▸ **WHAT THE TASK REQUIRES**
What lines of the data include the string "files"? Copy them all.
··· PROVIDED MATERIAL
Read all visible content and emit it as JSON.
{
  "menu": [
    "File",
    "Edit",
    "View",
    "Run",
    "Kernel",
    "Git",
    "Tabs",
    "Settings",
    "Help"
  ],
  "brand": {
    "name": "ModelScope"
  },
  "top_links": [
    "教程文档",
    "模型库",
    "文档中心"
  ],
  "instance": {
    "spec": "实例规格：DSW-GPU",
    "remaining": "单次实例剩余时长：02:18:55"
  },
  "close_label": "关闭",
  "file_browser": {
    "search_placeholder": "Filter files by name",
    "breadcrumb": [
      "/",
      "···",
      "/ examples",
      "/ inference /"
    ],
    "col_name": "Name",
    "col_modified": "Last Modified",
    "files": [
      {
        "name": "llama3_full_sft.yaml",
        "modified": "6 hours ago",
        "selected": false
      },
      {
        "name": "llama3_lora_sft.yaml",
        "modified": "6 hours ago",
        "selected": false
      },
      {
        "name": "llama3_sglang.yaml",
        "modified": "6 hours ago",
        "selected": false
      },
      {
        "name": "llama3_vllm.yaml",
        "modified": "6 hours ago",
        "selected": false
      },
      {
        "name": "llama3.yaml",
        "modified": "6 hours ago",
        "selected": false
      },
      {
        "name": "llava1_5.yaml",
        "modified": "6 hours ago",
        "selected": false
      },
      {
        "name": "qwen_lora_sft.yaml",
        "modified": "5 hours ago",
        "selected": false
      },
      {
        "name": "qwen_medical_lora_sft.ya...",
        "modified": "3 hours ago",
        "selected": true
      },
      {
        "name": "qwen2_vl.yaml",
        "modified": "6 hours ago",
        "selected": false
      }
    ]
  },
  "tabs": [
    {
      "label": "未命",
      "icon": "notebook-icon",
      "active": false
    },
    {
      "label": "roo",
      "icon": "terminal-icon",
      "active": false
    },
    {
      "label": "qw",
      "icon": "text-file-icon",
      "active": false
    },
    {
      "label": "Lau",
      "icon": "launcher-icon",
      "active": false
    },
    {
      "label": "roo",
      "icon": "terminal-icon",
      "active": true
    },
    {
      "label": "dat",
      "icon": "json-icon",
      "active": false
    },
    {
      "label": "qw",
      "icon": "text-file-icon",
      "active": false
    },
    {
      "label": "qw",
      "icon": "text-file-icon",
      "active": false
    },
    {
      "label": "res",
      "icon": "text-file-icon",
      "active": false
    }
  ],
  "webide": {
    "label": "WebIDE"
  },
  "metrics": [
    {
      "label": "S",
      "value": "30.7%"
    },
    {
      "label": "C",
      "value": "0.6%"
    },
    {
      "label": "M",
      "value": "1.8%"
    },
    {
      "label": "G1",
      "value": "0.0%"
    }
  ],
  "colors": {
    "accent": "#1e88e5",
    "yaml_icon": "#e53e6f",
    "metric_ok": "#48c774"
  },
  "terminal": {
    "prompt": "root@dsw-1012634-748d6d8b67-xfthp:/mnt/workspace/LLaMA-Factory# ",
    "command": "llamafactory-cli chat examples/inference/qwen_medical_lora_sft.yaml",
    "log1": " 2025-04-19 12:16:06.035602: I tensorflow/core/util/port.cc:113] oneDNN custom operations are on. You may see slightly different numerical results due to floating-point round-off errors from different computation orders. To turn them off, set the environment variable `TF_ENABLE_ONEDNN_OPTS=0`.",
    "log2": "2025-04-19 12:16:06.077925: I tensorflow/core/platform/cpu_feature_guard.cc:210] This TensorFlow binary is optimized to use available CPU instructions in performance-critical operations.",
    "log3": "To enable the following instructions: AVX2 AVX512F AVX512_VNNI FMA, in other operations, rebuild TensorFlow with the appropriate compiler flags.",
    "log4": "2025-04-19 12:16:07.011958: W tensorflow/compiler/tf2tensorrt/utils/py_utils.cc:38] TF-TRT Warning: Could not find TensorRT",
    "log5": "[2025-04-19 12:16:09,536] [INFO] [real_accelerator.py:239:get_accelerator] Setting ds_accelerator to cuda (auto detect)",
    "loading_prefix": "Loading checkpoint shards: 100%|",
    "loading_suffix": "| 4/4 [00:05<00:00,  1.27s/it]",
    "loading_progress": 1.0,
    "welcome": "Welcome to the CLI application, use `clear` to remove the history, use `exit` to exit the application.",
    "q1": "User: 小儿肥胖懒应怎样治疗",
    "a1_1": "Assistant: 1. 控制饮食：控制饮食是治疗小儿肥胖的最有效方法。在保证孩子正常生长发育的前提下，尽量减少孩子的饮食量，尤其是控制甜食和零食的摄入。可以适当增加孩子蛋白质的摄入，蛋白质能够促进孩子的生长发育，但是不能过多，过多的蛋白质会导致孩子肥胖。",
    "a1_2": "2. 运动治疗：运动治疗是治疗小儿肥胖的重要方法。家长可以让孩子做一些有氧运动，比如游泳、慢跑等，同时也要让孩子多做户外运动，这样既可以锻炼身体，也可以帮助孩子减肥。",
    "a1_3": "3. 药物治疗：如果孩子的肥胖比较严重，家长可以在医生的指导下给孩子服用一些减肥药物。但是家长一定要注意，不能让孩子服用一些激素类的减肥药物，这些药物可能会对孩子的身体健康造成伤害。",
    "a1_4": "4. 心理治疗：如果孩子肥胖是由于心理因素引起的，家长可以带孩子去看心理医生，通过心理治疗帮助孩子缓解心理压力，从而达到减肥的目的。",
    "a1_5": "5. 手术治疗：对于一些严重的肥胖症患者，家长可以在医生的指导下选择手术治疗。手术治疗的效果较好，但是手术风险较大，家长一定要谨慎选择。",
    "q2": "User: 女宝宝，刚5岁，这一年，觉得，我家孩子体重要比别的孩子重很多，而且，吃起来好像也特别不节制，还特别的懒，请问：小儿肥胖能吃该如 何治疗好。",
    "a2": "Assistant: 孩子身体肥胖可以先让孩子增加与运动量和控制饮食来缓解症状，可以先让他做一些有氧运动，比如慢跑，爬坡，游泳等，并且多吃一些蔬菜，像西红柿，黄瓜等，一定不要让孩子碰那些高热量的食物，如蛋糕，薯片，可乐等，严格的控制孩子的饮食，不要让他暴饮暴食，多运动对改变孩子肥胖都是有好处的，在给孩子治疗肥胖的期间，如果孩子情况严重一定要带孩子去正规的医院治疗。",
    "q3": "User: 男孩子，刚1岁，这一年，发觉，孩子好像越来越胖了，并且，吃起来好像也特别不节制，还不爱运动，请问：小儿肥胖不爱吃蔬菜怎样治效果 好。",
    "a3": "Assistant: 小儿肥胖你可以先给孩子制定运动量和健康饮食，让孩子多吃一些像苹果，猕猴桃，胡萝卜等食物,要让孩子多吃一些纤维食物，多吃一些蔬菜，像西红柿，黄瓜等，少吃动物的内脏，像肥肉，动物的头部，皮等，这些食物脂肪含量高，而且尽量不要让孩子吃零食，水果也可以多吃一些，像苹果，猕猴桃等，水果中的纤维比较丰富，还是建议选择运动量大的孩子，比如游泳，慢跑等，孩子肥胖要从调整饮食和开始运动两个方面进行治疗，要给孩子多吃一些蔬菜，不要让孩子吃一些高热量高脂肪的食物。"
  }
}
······
▸ **RESULT**
    "search_placeholder": "Filter files by name",
    "files": [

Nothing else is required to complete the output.